Last year we built a shed/lapidary shop and so this summer we find ourselves with extra time to saw, grind, polish and wrap cabochons for this summer’s shows. It may not be the most exciting thing to do for some but we both enjoy it. It also gives us a something to do before the streams return to their banks and we can go kayaking and fly fishing.
So I thought I would show the various stages in making our jewelry. Anyone can do what we do, but most buy the finished stones instead of learning the art of lapidary. That’s our advantage, that we can tell the story of each stone and talk about making it and you might be surprised at how many vendors are resellers, people who don’t make what they sell, ( which is ok as it’s a full time task to make a large enough inventory for shows and not enough people have the time).
So any way the first step is to saw the rough rocks into slabs about a quarter of an inch thick. That’s what we do during the winter in Texas. It may sound boring to some but every time you saw open a rock it’s just like opening a Christmas present. You never know what is waiting inside.
The second step is to draw the shapes of the cabochons onto the slabs surface. This step is really critical as you need to decide which side will be the top and bottom, and of course you want the finished top to be the most eye catching.
From there you take the slab to the trim saw and saw out the preforms. These are the slices that have the drawn shape, resembling the finished stone. Sometimes the stone has different ideas however and the preform will break during the grinding. It is what it is and when that happens you must adjust the shape or sadly scrap the pieces.
From there it’s time to grind and polish the stone. You must be careful to not grind off too much as of course you can’t put the dust back onto the stone. You will probably be surprised to learn that we lose about seventy percent of the rock we buy in the sawing and grinding process, (so if I buy a one pound piece of fine Wyoming green jade at eight hundred dollars, about five hundred and sixty dollars will end up as worthless dust, which is why I am hesitant to spend eight hundred dollars on a one pound piece of stone).

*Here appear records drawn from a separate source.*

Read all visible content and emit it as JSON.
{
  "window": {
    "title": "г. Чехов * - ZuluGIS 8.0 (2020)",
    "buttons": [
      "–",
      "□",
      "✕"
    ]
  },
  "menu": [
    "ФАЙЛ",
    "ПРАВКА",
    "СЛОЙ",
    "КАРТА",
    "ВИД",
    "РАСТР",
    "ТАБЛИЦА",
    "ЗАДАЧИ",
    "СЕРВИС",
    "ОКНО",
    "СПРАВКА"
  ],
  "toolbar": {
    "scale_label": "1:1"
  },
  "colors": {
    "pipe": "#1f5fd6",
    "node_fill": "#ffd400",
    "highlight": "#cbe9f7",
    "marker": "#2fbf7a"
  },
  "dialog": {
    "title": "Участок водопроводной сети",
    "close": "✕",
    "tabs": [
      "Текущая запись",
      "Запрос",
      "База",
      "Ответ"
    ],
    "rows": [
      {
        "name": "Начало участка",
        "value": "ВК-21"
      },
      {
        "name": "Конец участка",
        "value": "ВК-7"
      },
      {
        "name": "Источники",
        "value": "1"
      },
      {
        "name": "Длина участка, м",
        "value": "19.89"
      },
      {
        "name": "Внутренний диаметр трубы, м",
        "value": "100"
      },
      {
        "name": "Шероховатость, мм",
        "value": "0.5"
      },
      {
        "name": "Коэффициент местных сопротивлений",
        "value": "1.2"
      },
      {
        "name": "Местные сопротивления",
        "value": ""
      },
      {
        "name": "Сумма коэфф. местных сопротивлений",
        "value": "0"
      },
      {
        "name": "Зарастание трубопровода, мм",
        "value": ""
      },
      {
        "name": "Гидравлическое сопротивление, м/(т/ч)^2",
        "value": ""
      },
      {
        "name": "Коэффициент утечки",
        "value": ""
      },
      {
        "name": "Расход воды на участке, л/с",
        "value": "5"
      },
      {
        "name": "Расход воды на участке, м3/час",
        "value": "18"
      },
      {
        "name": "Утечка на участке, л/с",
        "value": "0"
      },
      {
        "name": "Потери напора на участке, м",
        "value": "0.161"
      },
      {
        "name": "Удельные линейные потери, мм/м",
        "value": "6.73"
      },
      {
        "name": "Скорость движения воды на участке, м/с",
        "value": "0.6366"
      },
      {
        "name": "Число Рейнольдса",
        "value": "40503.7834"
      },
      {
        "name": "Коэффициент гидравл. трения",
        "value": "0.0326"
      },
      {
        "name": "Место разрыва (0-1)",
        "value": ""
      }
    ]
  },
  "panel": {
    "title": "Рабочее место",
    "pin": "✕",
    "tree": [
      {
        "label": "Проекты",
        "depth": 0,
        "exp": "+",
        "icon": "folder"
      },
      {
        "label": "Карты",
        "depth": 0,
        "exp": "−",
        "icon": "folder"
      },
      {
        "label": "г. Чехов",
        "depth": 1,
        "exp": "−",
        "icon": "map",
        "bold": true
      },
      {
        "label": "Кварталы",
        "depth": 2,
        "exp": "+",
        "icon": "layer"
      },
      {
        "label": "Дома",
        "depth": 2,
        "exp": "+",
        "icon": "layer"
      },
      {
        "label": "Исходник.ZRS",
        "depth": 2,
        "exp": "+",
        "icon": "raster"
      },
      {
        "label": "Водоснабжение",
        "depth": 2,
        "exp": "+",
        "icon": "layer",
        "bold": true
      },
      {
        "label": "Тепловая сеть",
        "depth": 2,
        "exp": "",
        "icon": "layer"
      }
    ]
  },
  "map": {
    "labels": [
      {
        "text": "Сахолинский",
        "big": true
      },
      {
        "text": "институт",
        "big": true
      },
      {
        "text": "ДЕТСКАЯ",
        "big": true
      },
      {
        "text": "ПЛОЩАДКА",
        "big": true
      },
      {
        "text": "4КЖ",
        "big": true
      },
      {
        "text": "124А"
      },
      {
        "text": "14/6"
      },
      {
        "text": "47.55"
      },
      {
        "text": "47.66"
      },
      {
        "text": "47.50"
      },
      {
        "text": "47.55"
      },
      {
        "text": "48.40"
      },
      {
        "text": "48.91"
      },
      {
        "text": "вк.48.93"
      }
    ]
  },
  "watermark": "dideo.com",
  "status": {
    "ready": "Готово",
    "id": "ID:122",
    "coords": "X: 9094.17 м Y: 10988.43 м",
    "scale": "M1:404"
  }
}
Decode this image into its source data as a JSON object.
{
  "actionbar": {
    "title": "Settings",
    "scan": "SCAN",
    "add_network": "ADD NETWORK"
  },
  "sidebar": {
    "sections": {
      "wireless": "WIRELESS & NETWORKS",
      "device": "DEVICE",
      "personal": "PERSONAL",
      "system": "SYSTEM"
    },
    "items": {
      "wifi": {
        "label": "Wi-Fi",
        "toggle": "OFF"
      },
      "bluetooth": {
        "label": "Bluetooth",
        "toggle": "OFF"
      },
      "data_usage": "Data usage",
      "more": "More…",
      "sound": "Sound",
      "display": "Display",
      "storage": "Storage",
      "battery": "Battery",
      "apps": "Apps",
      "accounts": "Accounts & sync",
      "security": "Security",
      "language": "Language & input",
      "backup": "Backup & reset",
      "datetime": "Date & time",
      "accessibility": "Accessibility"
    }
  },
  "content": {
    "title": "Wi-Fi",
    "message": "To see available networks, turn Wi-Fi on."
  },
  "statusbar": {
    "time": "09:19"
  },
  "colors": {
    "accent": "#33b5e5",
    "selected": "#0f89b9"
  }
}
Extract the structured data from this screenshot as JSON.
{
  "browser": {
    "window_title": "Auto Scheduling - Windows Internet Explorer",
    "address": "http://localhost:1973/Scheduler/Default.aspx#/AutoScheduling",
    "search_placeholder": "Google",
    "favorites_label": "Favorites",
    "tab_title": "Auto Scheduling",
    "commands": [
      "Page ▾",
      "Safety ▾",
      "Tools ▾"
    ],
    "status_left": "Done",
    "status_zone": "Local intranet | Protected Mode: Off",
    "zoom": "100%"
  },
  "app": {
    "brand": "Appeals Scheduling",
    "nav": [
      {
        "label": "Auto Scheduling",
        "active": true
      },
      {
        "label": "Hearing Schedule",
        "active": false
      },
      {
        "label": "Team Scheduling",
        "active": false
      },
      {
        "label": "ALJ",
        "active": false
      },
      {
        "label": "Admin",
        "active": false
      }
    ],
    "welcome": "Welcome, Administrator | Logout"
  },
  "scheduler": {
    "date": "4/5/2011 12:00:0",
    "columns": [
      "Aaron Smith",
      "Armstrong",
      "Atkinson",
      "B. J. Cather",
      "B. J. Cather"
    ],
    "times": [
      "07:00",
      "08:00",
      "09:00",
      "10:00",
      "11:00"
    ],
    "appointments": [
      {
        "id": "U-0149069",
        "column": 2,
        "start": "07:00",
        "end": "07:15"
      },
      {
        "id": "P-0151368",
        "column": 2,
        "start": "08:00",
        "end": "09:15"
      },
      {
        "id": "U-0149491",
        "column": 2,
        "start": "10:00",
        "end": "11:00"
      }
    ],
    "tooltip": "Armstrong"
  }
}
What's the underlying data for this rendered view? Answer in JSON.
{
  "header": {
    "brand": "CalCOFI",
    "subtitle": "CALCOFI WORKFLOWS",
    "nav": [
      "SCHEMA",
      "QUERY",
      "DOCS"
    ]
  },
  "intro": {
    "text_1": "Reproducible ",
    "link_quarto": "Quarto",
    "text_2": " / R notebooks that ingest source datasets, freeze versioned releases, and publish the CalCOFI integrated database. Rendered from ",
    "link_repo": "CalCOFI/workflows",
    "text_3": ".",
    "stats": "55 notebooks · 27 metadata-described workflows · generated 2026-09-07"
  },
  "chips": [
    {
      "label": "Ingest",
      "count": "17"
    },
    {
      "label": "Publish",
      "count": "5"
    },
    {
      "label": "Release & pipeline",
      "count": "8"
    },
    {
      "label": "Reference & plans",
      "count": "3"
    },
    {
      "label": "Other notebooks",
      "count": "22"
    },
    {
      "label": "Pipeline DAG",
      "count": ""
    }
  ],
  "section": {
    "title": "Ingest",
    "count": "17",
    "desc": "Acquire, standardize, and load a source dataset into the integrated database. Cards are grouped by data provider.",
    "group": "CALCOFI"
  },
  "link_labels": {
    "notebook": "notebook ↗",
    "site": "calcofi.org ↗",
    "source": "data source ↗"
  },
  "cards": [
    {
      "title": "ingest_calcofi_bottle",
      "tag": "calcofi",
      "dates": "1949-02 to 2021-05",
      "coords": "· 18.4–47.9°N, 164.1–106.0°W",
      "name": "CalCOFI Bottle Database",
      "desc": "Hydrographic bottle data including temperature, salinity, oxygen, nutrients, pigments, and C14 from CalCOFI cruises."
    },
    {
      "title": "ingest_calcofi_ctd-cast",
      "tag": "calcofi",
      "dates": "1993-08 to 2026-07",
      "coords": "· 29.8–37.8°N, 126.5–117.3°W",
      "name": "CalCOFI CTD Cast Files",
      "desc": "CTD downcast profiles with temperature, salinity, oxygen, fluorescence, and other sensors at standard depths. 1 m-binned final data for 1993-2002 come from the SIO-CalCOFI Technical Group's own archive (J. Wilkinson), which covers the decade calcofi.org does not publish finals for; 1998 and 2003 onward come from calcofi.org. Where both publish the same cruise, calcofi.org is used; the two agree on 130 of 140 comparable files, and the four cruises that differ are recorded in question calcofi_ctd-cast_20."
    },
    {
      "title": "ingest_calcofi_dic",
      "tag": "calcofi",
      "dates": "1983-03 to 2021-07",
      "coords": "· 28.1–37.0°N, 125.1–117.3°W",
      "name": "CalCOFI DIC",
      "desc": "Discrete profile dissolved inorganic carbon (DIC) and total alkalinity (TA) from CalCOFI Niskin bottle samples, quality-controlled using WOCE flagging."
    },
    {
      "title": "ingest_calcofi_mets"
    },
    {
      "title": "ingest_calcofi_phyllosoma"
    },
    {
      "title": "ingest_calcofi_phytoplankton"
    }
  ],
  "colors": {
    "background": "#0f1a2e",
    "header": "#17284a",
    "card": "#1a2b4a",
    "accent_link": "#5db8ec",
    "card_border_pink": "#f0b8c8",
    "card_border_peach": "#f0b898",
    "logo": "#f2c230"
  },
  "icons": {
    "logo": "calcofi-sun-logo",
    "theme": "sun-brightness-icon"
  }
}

You forget all of that however when the finished cabochon gleams in the sunlight. The pieces in this picture are the Mexican Laguna Crazy Lace agate rough that I purchased last winter, (thank you Roy for buying it for us in Tucson). It takes a trained eye to recognize good rough and Roy did a great job when he found this stone for me.
Finally, we wrap the stone in copper, brass, sterling silver or gold filled wire and here I always ask Renita before I select the metal. She has a better sense of color than I do, but I am getting better. This picture is of two finished pendants of dinosaur coprolite, (dinosaur dung) that Renita ground and wrapped. Her work is so beautiful and so unique.
We take a minimalist approach to our wire wrapping as we think the stone should be the highlight of the piece, not overwhelmed by the metal as others often do. The finished piece is a labor of love and that’s what retirement is for us, a chance to do what we love instead of what we have to and we love playing with pretty rocks. Clear skies